My paltry custom can make no difference to the Scottish Fuels bottom line. I have a small house and the amount of money I pay them is vanishingly small, in corporate terms. I’m never going to buy a mansion and keep it at the temperature of a greenhouse. If I went elsewhere for my oil, they would not miss me. Yet they treat me as I were the Queen of Sheba, with a hundred palatial rooms to heat and a bill in the thousands.
I don’t know quite why I love this story so much, and why it has brought such a smile to my face. The last couple of weeks have been rather fraught, with the floods and all. I’m missing my mother and I’m rather under the cosh in professional terms and I have been floundering a little bit, one way and another, which is why I have not been writing the blog. I knew that anything I wrote would end up being a wail, and I did not want to bore you with wailing. Suddenly, here at last was a story that was not a wail.

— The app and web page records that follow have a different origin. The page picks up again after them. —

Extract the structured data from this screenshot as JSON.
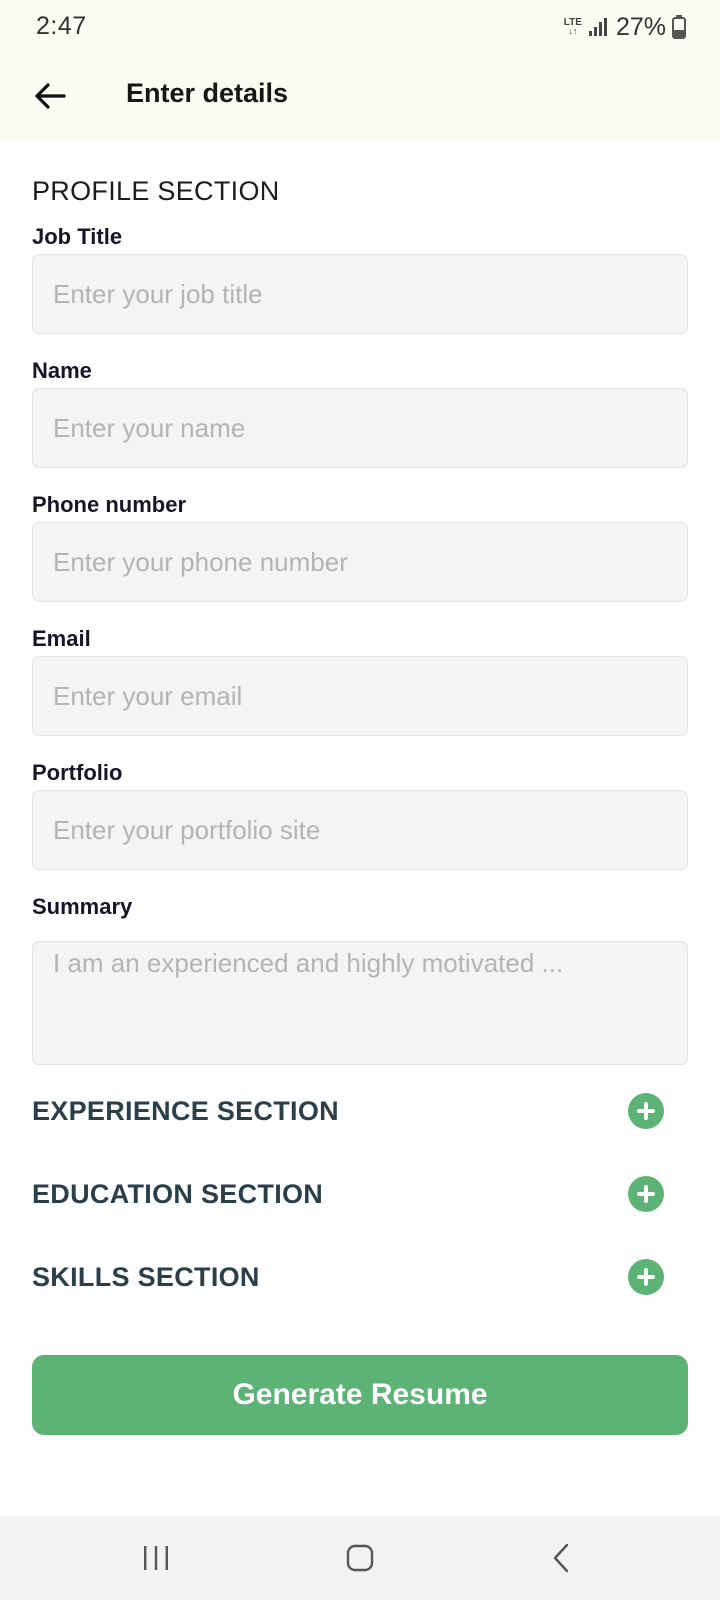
{
  "status_bar": {
    "time": "2:47",
    "network": "LTE",
    "battery": "27%"
  },
  "app_bar": {
    "back_icon": "arrow-left-icon",
    "title": "Enter details"
  },
  "profile": {
    "section_title": "PROFILE SECTION",
    "fields": [
      {
        "label": "Job Title",
        "placeholder": "Enter your job title",
        "value": ""
      },
      {
        "label": "Name",
        "placeholder": "Enter your name",
        "value": ""
      },
      {
        "label": "Phone number",
        "placeholder": "Enter your phone number",
        "value": ""
      },
      {
        "label": "Email",
        "placeholder": "Enter your email",
        "value": ""
      },
      {
        "label": "Portfolio",
        "placeholder": "Enter your portfolio site",
        "value": ""
      }
    ],
    "summary": {
      "label": "Summary",
      "placeholder": "I am an experienced and highly motivated ...",
      "value": ""
    }
  },
  "sections": [
    {
      "label": "EXPERIENCE SECTION",
      "icon": "plus-circle-icon"
    },
    {
      "label": "EDUCATION SECTION",
      "icon": "plus-circle-icon"
    },
    {
      "label": "SKILLS SECTION",
      "icon": "plus-circle-icon"
    }
  ],
  "primary_button": {
    "label": "Generate Resume"
  },
  "colors": {
    "accent": "#5db276",
    "header_bg": "#f8fcf1",
    "input_bg": "#f4f4f4",
    "section_text": "#2b3f4b"
  },
  "nav_bar": {
    "items": [
      "recent-apps-icon",
      "home-icon",
      "back-chevron-icon"
    ]
  }
}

Out in the world, the news is, as it seems to be all the time now, bad. Even when it is not about great human tragedies like Syria, it is about personal tragedies like David Bowie, whose death hit my cohort as a hammer blow to the heart. He was the voice of our teenage years, and he was the one who made us feel we were not alone. He was the one we listened to when we slammed the doors of our lonely rooms and felt all that gawky, hopeless teen angst of not being understood and not fitting in. Bowie understood, and now he was gone. That mighty voice had fallen silent for the last time.
Even when the news is not death news, it is about corruption in high places and corporate malfeasance. I’ve almost got into that hippy thing of thinking that all big companies are devoted to fleecing the consumer and laughing at the poor drones who sheepishly hand over the cash. But here was a little good news story: a nice company, peopled by proper humans who did not speak jargon or stonewall or take the money and run, but who kindly made the effort to go the extra yard.
I value warmth because I spend a lot of my life outside, getting muddy and chilled and wet as I look after the mares. When I come inside, I sit at a desk frowning at my computer screen which is not much cop for the circulation. I feel the cold acutely. Those nice people brought me literal and metaphorical warmth.
Since I’ve been away from the blog, I’ve been thinking about it, on and off. I never really know what it is for. I used to think that I could use it as a promotion tool, ruthlessly pimping myself so that people would buy my books. When that did not work, I thought that I could use it as a daily exercise in prose, good for the writing muscle.
Lately, I’ve been thinking that it is the simple thing of having a record. I don’t have the discipline any more to write a diary, but I like having some written memories of my days. I’m at that stage with my mum when she is going now into the past. I feel that is probably a good thing, a right thing, a proper part of grief, but it’s also a sad, panicky thing. Her presence is fading. There are so many things I shall forget. I have crazed moments when I wish I had written down all the things she had said, the stories about Arkle and Vincent O’Brien and Lester and Peter O’Sullevan, her memories of childhood and of watching my father ride in races, her sudden deadpan remarks. Then I find that I did write some of them here, and I am passionately grateful. There is something here at least that is not lost.
I’d like to remember the nice man from Scottish Fuels, even though it is the smallest and most inconsequential of stories. So I tell it to you, and when I have forgotten it I shall be able to look back through these pages and remember. I can, as Yeats said, take down that book and slowly read.